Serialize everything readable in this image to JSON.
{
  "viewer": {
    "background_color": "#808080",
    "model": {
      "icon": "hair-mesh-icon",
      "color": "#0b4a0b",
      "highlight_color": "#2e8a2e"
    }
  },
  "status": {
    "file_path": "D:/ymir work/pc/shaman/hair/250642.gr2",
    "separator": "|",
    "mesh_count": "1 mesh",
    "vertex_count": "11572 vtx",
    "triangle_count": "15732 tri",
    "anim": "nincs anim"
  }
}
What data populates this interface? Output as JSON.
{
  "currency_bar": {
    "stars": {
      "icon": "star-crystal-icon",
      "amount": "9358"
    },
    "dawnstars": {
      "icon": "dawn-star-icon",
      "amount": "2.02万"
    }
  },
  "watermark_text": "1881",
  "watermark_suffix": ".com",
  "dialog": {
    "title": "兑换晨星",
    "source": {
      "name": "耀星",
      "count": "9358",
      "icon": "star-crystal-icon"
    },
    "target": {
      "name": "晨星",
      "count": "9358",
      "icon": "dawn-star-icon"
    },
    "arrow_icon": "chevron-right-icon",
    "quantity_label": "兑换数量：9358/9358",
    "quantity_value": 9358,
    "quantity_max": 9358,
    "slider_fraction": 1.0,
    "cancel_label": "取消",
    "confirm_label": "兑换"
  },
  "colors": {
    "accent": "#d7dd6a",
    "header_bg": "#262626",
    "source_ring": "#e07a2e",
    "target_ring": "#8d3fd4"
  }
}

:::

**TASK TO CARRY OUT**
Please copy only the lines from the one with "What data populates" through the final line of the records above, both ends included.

**OUTPUT OF THE TASK**
What data populates this interface? Output as JSON.
{
  "currency_bar": {
    "stars": {
      "icon": "star-crystal-icon",
      "amount": "9358"
    },
    "dawnstars": {
      "icon": "dawn-star-icon",
      "amount": "2.02万"
    }
  },
  "watermark_text": "1881",
  "watermark_suffix": ".com",
  "dialog": {
    "title": "兑换晨星",
    "source": {
      "name": "耀星",
      "count": "9358",
      "icon": "star-crystal-icon"
    },
    "target": {
      "name": "晨星",
      "count": "9358",
      "icon": "dawn-star-icon"
    },
    "arrow_icon": "chevron-right-icon",
    "quantity_label": "兑换数量：9358/9358",
    "quantity_value": 9358,
    "quantity_max": 9358,
    "slider_fraction": 1.0,
    "cancel_label": "取消",
    "confirm_label": "兑换"
  },
  "colors": {
    "accent": "#d7dd6a",
    "header_bg": "#262626",
    "source_ring": "#e07a2e",
    "target_ring": "#8d3fd4"
  }
}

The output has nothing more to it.